MySpace blunder costs intern a job
Some young people treat their MySpace pages like a secret diary... they are more like a tattoo.
What did I say about Managing your personal online reputation will be a core life skill?
The story of one of the first guile-less victims of the MySpace generation's online is recounted in the New York Times.
When a small consulting company in Chicago was looking to hire a summer intern this month, the company's president went online to check on a promising candidate who had just graduated from the University of Illinois.
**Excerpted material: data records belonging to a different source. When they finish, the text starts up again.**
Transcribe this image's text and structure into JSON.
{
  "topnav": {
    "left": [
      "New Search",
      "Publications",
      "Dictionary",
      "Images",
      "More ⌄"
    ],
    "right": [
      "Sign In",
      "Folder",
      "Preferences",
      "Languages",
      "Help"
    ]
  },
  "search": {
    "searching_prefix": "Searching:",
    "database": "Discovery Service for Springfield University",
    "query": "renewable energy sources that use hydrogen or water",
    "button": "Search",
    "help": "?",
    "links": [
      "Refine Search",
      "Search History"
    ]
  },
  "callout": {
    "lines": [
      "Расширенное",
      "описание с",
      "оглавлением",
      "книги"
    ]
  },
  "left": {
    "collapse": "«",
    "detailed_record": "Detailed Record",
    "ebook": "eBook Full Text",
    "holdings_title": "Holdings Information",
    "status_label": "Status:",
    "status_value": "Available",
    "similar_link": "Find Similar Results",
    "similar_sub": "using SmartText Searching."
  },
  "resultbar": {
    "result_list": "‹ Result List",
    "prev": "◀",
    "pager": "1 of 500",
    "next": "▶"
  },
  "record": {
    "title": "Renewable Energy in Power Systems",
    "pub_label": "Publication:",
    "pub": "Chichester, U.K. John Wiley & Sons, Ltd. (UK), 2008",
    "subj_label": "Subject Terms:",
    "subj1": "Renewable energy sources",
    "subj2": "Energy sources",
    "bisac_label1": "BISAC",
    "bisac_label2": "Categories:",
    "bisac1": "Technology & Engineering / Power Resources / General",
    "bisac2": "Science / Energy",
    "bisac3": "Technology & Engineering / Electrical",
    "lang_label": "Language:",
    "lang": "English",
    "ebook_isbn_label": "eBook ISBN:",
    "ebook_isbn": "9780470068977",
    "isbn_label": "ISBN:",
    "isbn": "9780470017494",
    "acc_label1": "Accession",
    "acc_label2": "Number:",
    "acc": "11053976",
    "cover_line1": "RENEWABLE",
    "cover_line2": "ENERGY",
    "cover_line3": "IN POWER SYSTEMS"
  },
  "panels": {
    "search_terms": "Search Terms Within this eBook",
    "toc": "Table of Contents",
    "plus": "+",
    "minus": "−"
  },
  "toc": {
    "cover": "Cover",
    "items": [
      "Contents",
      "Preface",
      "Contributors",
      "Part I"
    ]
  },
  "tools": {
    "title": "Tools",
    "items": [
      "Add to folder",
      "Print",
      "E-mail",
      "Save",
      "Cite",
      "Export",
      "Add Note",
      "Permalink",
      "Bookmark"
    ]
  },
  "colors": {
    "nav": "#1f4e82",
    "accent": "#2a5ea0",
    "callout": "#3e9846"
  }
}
At Facebook, a popular social networking site, the executive found the candidate's Web page with this description of his interests: "smokin' blunts" (cigars hollowed out and stuffed with marijuana), shooting people and obsessive sex, all described in vivid slang.
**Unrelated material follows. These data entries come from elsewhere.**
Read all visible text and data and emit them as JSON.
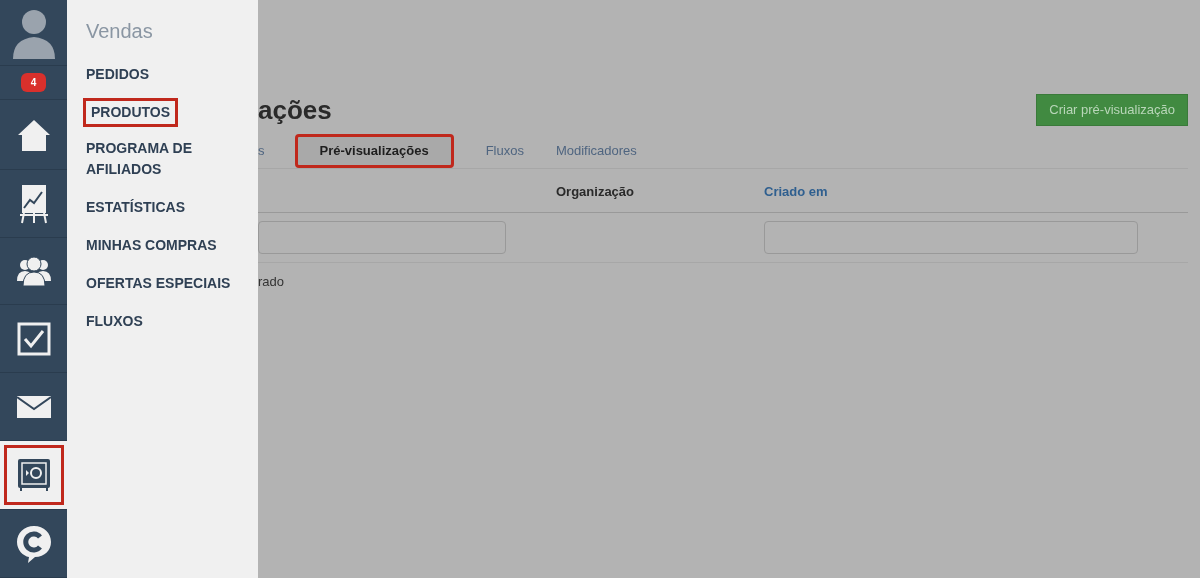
{
  "sidebar": {
    "items": [
      {
        "kind": "avatar",
        "selected": false,
        "highlighted": false
      },
      {
        "kind": "badge",
        "text": "4"
      },
      {
        "kind": "home",
        "selected": false,
        "highlighted": false
      },
      {
        "kind": "chart",
        "selected": false,
        "highlighted": false
      },
      {
        "kind": "people",
        "selected": false,
        "highlighted": false
      },
      {
        "kind": "tasks",
        "selected": false,
        "highlighted": false
      },
      {
        "kind": "mail",
        "selected": false,
        "highlighted": false
      },
      {
        "kind": "safe",
        "selected": true,
        "highlighted": true
      },
      {
        "kind": "chat",
        "selected": false,
        "highlighted": false
      }
    ]
  },
  "flyout": {
    "title": "Vendas",
    "items": [
      {
        "label": "PEDIDOS",
        "highlighted": false
      },
      {
        "label": "PRODUTOS",
        "highlighted": true
      },
      {
        "label": "PROGRAMA DE AFILIADOS",
        "highlighted": false
      },
      {
        "label": "ESTATÍSTICAS",
        "highlighted": false
      },
      {
        "label": "MINHAS COMPRAS",
        "highlighted": false
      },
      {
        "label": "OFERTAS ESPECIAIS",
        "highlighted": false
      },
      {
        "label": "FLUXOS",
        "highlighted": false
      }
    ]
  },
  "page": {
    "title": "ações",
    "create_button": "Criar pré-visualização",
    "tabs": [
      {
        "label": "s",
        "selected": false,
        "highlighted": false
      },
      {
        "label": "Pré-visualizações",
        "selected": true,
        "highlighted": true
      },
      {
        "label": "Fluxos",
        "selected": false,
        "highlighted": false
      },
      {
        "label": "Modificadores",
        "selected": false,
        "highlighted": false
      }
    ],
    "table": {
      "columns": [
        {
          "has_filter": true
        },
        {
          "label": "Organização",
          "link": false,
          "has_filter": false
        },
        {
          "label": "Criado em",
          "link": true,
          "has_filter": true
        }
      ],
      "empty_text": "rado"
    }
  }
}
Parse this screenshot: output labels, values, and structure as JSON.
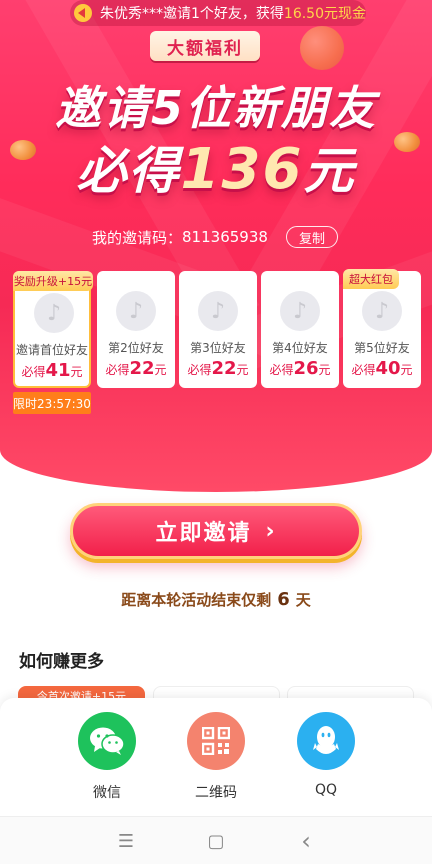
{
  "notice": {
    "text": "朱优秀***邀请1个好友，获得",
    "amount": "16.50元现金"
  },
  "hero": {
    "badge": "大额福利",
    "headline_line1": "邀请5位新朋友",
    "headline_line2_prefix": "必得",
    "headline_line2_number": "136",
    "headline_line2_suffix": "元",
    "invite_code_label": "我的邀请码：",
    "invite_code": "811365938",
    "copy_label": "复制"
  },
  "friend_cards": [
    {
      "tag": "奖励升级+15元",
      "who": "邀请首位好友",
      "gain_prefix": "必得",
      "amount": "41",
      "unit": "元"
    },
    {
      "tag": "",
      "who": "第2位好友",
      "gain_prefix": "必得",
      "amount": "22",
      "unit": "元"
    },
    {
      "tag": "",
      "who": "第3位好友",
      "gain_prefix": "必得",
      "amount": "22",
      "unit": "元"
    },
    {
      "tag": "",
      "who": "第4位好友",
      "gain_prefix": "必得",
      "amount": "26",
      "unit": "元"
    },
    {
      "tag": "超大红包",
      "who": "第5位好友",
      "gain_prefix": "必得",
      "amount": "40",
      "unit": "元"
    }
  ],
  "limit_timer": "限时23:57:30",
  "invite_button": {
    "label": "立即邀请",
    "arrow": "›"
  },
  "countdown": {
    "prefix": "距离本轮活动结束仅剩",
    "days": "6",
    "suffix": "天"
  },
  "more_section": {
    "title": "如何赚更多",
    "hot_task": "今首次邀请+15元"
  },
  "share": [
    {
      "label": "微信",
      "icon": "wechat-icon",
      "color": "#1ec25c"
    },
    {
      "label": "二维码",
      "icon": "qrcode-icon",
      "color": "#f4836e"
    },
    {
      "label": "QQ",
      "icon": "qq-icon",
      "color": "#2bb0f0"
    }
  ],
  "system_nav": {
    "menu": "☰",
    "home": "▢",
    "back": "‹"
  }
}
It did not matter that the student was clearly posturing. He was done.
"A lot of it makes me think, what kind of judgment does this person have?" said the company's president, Brad Karsh. "Why are you allowing this to be viewed publicly, effectively, or semipublicly?"
Some young people treat their MySpace pages like a playground and a secret diary. But thanks to the all-seeing eyes of the search engines they are more like a tattoo, an indelible, or at least heard to erase statement about your identity that is very, very public indeed.
"I think students have the view that Facebook is their space and that the adult world doesn't know about it," said Mark W. Smith, assistant vice chancellor and director of the career center at Washington University in St. Louis. "But the adult world is starting to come in."
Parents and teachers need to start telling children in their care about personal reputation management now.